One area where information context greatly determines understanding of code and data is in reverse engineering, specifically executable packers/compressors/encryption/etc. (Note: executable packers/compressors/encryption/etc. are really examples of self-modifying code, so this concept extends to self-modifying code as well). Here’s an abstract view of how common block-based executable encryption works (e.g. ASPack, etc.):

| Original executable | — Packer —> | Encrypted data |

The encrypted data is then combined with a small decryption stub resulting in an encrypted executable that looks something like:

| Decryption stub | Encrypted data |

When the encrypted executable is run, the decryption stub decrypts the encrypted data, yielding something that can look like:

| Decryption stub | Encrypted data | Original executable |

(Note: this is an abstract view, there are of course implementation details such as import tables, etc. It’s also possible to have the encrypted data decrypted in place).

The encrypted data is really code, just in a different representation. The same concept applies when you zip / gzip / bzip / etc. an executable from disk.

Another example where the duality between code and data comes into play is with exploits. Take for example SEH overwrites. An SEH overwrite is a mechanism for gaining control of execution (typically during a stack based buffer overflow) without using the return pointer. SEH stands for Structured Exception Handling, an error/exception handling mechanism used on the Windows operating system. One of the structures used to implement SEH sits on the stack, and can be overwritten during a stack-based buffer overflow. The structure consists of two pointers, and looks something like this:

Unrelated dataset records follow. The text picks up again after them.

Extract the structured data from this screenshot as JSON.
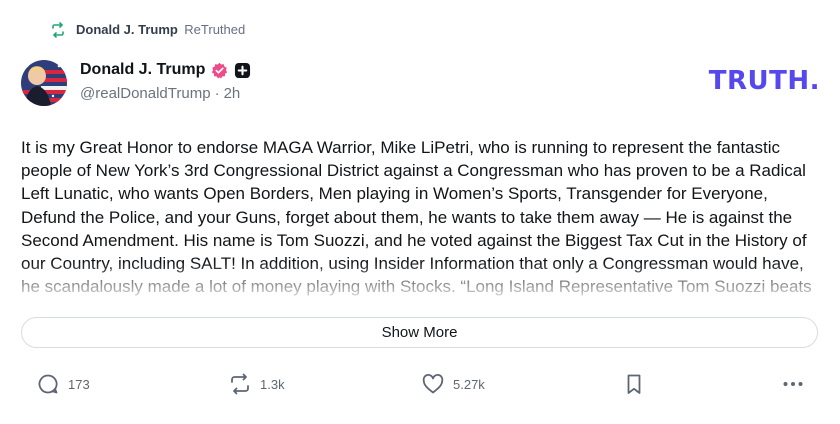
{
  "retruth": {
    "author": "Donald J. Trump",
    "label": "ReTruthed"
  },
  "author": {
    "name": "Donald J. Trump",
    "handle": "@realDonaldTrump",
    "separator": "·",
    "time": "2h"
  },
  "brand": {
    "logo_text": "TRUTH",
    "logo_dot": ".",
    "accent": "#5448ee"
  },
  "post": {
    "text": "It is my Great Honor to endorse MAGA Warrior, Mike LiPetri, who is running to represent the fantastic people of New York’s 3rd Congressional District against a Congressman who has proven to be a Radical Left Lunatic, who wants Open Borders, Men playing in Women’s Sports, Transgender for Everyone, Defund the Police, and your Guns, forget about them, he wants to take them away — He is against the Second Amendment. His name is Tom Suozzi, and he voted against the Biggest Tax Cut in the History of our Country, including SALT! In addition, using Insider Information that only a Congressman would have, he scandalously made a lot of money playing with Stocks. “Long Island Representative Tom Suozzi beats Pelosi’s stock portfolio"
  },
  "show_more_label": "Show More",
  "actions": {
    "replies": "173",
    "retruths": "1.3k",
    "likes": "5.27k"
  },
  "icons": {
    "retruth": "retruth-icon",
    "verified": "verified-badge-icon",
    "plus": "plus-badge-icon",
    "reply": "reply-icon",
    "like": "heart-icon",
    "bookmark": "bookmark-icon",
    "more": "more-icon"
  }
}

| Pointer to previous SEH structure | Pointer to handler code |

Now in theory, a pointer, regardless of what it points to, is considered data. The value of a pointer is the address of something in memory, hence data. During an exploit that gains control by overwriting the SEH structure, the pointer to the previous SEH structure is typically overwritten with a jump instruction (often a jump to shellcode.) The pointer to handler code is typically overwritten with the address of a set of pop+pop+ret instructions. The SEH structure now looks like:

| Jump (to shellcode) | Pointer to pop+pop+ret |

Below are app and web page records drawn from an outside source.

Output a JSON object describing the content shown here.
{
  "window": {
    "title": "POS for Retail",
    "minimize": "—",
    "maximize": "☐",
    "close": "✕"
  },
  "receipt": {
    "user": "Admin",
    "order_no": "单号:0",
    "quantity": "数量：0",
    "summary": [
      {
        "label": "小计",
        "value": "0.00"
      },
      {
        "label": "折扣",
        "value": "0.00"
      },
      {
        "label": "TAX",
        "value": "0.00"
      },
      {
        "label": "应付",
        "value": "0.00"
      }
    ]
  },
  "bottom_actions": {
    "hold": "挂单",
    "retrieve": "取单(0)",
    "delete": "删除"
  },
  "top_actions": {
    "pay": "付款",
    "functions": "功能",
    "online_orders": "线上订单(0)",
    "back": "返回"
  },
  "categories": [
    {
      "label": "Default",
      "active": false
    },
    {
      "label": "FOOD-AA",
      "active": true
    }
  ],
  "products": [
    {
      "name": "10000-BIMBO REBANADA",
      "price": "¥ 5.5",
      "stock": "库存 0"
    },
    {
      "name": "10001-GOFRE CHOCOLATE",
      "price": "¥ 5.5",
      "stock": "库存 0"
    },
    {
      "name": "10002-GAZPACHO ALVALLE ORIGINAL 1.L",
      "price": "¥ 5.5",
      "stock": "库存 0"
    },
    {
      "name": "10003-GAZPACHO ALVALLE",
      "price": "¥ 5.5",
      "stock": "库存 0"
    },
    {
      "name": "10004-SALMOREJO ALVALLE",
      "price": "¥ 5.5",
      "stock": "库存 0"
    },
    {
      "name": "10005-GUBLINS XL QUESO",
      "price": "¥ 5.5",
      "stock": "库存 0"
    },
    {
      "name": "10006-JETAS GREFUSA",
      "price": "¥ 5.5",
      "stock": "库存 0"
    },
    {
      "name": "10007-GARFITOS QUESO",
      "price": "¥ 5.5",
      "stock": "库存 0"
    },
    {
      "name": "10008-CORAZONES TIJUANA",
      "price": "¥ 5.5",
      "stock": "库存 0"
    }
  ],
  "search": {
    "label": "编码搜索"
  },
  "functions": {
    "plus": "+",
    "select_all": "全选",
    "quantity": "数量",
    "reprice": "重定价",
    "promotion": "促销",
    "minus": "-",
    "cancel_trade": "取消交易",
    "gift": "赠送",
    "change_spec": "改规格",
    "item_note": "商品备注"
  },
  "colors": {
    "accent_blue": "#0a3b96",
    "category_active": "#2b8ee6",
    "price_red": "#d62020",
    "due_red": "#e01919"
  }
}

The next thing that happens is to trigger an exception so that the pop+pop+ret executes. Due to the way the stack is set up when the exection handling code (now pop+pop+ret) is called, the ret transfers control to the jump (to shellcode). The code/data duality comes into play since this was originally a pointer (to the previous SEH structure) but is now code (a jump). In the context of the operating system, it treats this as data, but in the context of a pop+pop+ret it is treated as code.

Information context goes beyond just code/data duality. Take for example string searches (a.k.a. keyword searches) which are commonly used in digital forensic examinations to generate new leads to investigate. Assume a suspect is accused of stealing classified documents. Searching a suspect’s media (hard disk, usb drive, digital camera, etc.) for the string “Classified” (amongst other things) could seem prudent. However a hit on the word “Classified” does not necessarily suggest guilt, but it does warrant further investigation. For instance the hit for “Classified” could come from a classified document, or the hit could come from a cached HTML page for “Classified Ads”. Again the key is to understand the context in which the hit comes from.

To summarize this post in a single sentence: Information context can be vital in understanding/analyzing what you’re looking at.